They are certainly useful…and catchy, but what do they mean in practice? Can Innovation be applied following a 10-step program? HitBarcelona wants to escape theory to offer some practical examples of successful application of innovation to help entrepreneurs to turn ideas into a solid business that can transform society. It will be exciting to discuss on this issue next June.
In the best-known story of Raymond Carver, What We Talk about When We Talk about Love, four characters sit around a kitchen table in the afternoon to drink gin and debate the nature of love, only to find that their ideas are wildly different.
When we talk about Innovation it is pretty much the same. An economist would say it is the actual implementation of a pretty new idea in the commercial sphere or society. A scientist would find it is a linear systemic process, with different actors. Eventually, for a manager it could be a moment of inattention of the management board. And that would explain why many great enterprises don’t innovate. Food for thought. What does Innovation mean for you? It is for sure a concept we need in order to get out of today’s economic malaise.
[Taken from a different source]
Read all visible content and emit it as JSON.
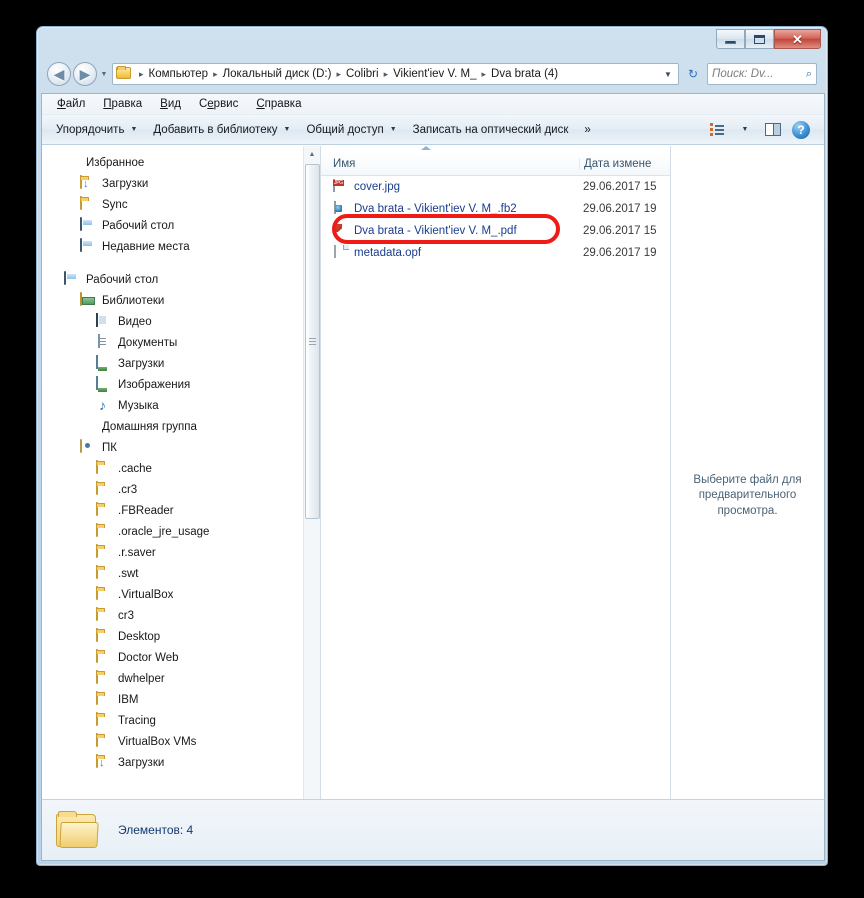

HitBarcelona aims to give you the hints to embrace Innovation, shaking your ideas and businesses with opinions and experiences explained by experts from around the world to help CEOs to drive the Innovation agenda and also empower Innovation workers to sustain the Innovation process. Just 67 days left to experience it. Stay tuned.